The demand for test applications for mobile devices is increasing, and this is driven primarily by test takers rather than test publishers. Organisations are likely to respond to such demands, with a recent survey of human resources personnel indicating that only 23 per cent thought it would be unfair to allow candidates to complete assessments via smart phones (Fallaw et al., 2012). The future lexicon in selection testing (and already existing within learning and development) may well include terms such as gamification, avatars and multi-media simulations. Nevertheless, reliability and validity will not fade in importance.
Online testing has changed the nature of testing for psychologists, particularly those working in the organisational and educational fields. While the Australian Defence Force decided not to adopt UIT several years ago (Hinton, 2005), there is increasing pressure on organisational decision makers (and psychologists) to do so, given its utility. For example, it has been reported that the US Office of Personnel Management, which is responsible for delivering testing services to US federal agencies nationwide, has been instructed to introduce UIT.

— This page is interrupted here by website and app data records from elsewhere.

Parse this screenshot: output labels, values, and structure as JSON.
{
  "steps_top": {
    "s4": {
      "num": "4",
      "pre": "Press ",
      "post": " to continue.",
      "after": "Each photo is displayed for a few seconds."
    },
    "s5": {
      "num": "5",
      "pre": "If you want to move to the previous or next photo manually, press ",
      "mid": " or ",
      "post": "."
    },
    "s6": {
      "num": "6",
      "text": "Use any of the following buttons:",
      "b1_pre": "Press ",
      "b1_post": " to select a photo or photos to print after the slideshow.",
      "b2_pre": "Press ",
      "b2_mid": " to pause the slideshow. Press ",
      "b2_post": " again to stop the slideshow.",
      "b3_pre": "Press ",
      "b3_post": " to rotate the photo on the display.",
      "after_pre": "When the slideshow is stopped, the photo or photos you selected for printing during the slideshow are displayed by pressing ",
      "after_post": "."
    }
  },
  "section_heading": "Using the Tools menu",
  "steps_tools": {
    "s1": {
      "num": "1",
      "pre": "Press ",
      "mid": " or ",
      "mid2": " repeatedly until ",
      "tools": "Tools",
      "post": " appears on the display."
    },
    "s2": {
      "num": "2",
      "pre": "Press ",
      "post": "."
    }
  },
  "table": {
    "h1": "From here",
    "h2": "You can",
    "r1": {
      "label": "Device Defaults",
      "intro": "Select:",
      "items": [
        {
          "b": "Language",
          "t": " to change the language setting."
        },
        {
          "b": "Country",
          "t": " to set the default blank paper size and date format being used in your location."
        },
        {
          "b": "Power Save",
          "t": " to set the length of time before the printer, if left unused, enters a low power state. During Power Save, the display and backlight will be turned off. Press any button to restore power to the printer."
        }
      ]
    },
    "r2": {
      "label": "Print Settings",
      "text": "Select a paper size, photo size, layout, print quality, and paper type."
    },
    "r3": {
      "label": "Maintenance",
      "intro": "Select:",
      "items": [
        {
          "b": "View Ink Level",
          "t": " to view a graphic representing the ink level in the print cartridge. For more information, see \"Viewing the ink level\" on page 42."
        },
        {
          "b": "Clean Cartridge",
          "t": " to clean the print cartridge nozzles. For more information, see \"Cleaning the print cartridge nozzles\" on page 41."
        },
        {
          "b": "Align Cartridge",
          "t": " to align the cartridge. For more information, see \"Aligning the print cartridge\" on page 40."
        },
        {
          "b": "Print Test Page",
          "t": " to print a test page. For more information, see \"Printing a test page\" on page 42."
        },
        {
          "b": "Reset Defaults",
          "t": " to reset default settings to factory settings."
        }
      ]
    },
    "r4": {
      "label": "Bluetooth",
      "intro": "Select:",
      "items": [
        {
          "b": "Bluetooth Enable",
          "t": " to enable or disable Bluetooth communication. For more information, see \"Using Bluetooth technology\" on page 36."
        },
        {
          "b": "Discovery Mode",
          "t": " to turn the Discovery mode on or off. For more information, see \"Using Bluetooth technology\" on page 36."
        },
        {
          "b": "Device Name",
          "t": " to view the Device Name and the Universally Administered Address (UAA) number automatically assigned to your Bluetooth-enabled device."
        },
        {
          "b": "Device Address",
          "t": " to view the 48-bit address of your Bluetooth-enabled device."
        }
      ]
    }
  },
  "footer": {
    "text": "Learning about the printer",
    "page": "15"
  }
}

As psychologists, we have a responsibility to our clients. We can enhance our skills and knowledge by drawing on the resources available to us from bodies such as the International Test Commission and the Psychological Testing Centre, as well as the training provided by professional publishers. The APS, through the Tests and Testing Reference Group, is in the process of developing web-based resources to assist psychologists in being more effective in testing and assessment activities, including online testing.
The author can be contacted at firstname.lastname@example.org